Inside the World of Hate and its Human Fallout
|Publisher:||Richmond, Victoria : Hardie Grant Books, 2019.|
|Characteristics:||xii, 292 pages ; 24 cm.|
|Source:||Yarra Valley Library|
An interesting but confronting investigation into how and why intelligent and successful men troll people on the internet.
The author starts off by telling us how she became the target of trolls by supporting a gay couple who were secretly molesting their adopted children. The damage and harassment that she attracted was significant and caused her, not just psychological harm but bordering on the physical too.
To give the reader a real picture of who a troll is she managed to interview a number of them including weev and meepsheep; and even met one face to face, which given how cowardly these people are, was quite an achievement.
Surprisingly the typical troll isn’t a social outcast working away in an isolated space. Many are highly educated white males working in well paid jobs and some are even married with children. The author goes into what motivates them to troll people, some get joy out it while others are doing it in the name of some cause.
The author says that people have said “don’t go online, just ignore them”. This is not easy as it’s human nature to read about ourselves, with the negative comments being particularly irresistible. It’s hard to know what the answer is.
It’s disturbing how disruptive trolls can be to their victims. Many suffer mental problems while others feel so threatened they need to move house. Others lose their job or business. This makes trolling a very serious problem and the author laments on the lack of progress policing and preventing it.

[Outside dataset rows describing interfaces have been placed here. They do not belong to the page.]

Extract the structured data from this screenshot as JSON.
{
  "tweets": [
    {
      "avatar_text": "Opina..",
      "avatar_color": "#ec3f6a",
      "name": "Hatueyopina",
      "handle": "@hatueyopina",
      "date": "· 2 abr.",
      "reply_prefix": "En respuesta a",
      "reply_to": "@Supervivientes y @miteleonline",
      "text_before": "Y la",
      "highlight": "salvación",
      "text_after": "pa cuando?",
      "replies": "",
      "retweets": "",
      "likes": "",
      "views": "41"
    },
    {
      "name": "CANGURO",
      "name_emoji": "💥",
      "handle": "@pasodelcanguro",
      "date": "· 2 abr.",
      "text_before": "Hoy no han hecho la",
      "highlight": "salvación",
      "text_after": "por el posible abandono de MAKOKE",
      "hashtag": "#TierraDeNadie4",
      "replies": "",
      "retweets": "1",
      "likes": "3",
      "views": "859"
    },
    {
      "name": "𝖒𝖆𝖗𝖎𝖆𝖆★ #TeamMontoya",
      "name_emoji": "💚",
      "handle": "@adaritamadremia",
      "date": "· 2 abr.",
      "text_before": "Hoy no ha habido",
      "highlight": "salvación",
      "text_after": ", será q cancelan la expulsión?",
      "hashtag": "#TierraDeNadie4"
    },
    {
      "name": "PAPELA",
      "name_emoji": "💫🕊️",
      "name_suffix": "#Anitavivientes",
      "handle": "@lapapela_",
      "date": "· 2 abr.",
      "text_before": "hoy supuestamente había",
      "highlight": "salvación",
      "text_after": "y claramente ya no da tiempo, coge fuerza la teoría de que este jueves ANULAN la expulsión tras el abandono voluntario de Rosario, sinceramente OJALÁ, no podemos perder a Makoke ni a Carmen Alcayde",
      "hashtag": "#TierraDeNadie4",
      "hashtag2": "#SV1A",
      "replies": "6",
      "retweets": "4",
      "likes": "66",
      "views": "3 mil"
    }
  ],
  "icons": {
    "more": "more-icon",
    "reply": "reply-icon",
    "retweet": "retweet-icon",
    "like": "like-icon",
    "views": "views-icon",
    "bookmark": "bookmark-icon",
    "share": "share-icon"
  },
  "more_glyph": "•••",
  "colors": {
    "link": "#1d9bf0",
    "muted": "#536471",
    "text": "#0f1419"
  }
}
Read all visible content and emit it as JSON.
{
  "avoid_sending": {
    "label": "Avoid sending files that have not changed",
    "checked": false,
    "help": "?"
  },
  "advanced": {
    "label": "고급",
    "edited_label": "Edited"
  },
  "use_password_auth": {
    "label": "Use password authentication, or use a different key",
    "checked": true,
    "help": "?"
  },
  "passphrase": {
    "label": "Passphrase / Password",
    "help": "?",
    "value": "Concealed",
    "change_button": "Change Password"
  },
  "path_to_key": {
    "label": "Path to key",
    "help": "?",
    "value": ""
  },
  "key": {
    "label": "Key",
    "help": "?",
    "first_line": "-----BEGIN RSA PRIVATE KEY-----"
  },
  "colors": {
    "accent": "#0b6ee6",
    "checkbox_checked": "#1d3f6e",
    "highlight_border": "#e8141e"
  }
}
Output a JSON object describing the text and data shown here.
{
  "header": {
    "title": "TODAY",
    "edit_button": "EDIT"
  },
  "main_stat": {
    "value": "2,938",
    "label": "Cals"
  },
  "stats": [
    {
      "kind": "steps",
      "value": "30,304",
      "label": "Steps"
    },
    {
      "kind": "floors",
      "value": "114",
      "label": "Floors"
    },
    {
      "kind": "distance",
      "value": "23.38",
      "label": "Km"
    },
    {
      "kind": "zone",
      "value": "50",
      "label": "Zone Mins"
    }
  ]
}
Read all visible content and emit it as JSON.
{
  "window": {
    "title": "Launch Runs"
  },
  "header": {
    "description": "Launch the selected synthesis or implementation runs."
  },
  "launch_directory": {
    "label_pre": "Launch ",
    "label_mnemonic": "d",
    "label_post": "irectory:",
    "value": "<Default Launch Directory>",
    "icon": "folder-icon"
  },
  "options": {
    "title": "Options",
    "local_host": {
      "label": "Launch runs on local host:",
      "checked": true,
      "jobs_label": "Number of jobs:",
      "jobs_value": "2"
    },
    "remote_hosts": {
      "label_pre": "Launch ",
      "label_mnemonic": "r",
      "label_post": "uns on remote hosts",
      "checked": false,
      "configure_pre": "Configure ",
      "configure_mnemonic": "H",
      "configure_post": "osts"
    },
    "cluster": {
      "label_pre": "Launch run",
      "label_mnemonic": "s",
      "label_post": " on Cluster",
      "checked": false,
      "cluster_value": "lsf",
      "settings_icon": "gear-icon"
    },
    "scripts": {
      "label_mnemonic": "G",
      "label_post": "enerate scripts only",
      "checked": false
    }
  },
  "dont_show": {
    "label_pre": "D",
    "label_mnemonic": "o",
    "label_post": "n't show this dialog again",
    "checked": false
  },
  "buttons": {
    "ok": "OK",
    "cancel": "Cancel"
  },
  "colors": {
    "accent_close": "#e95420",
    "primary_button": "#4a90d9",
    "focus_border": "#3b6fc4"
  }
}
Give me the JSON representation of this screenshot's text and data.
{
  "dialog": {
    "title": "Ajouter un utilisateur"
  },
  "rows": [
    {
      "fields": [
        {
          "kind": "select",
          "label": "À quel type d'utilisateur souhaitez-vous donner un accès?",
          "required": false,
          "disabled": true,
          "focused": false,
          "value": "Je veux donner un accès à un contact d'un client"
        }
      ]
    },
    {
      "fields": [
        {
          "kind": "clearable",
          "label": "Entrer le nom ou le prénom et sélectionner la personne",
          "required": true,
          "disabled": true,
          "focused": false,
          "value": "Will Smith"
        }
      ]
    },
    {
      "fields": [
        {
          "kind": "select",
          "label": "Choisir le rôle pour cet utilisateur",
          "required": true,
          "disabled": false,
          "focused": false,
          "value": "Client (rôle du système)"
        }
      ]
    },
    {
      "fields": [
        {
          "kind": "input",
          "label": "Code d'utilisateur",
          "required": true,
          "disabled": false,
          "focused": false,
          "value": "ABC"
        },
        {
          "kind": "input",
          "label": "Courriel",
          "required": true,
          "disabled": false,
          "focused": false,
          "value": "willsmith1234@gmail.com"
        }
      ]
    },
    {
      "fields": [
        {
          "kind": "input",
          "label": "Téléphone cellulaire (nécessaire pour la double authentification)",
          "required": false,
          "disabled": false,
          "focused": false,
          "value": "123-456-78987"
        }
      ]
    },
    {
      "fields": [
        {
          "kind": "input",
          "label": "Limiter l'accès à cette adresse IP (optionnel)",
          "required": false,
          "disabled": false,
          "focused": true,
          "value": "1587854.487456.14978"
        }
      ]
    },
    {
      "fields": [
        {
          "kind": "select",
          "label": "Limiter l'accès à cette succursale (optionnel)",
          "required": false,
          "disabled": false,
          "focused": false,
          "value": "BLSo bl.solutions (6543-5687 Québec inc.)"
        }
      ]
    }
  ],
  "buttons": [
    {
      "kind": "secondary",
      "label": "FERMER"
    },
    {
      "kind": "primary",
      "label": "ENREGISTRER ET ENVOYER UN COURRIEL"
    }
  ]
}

Troll Hunting is an informative look at trolling and the trolls’ profiles are thought provoking to read about. Reading about them may prevent you from engaging with them. Someone once said in a presentation “don’t feed the trolls”. Hopefully their entertainment will be robbed and they will interest in you, but it’s not easy resisting.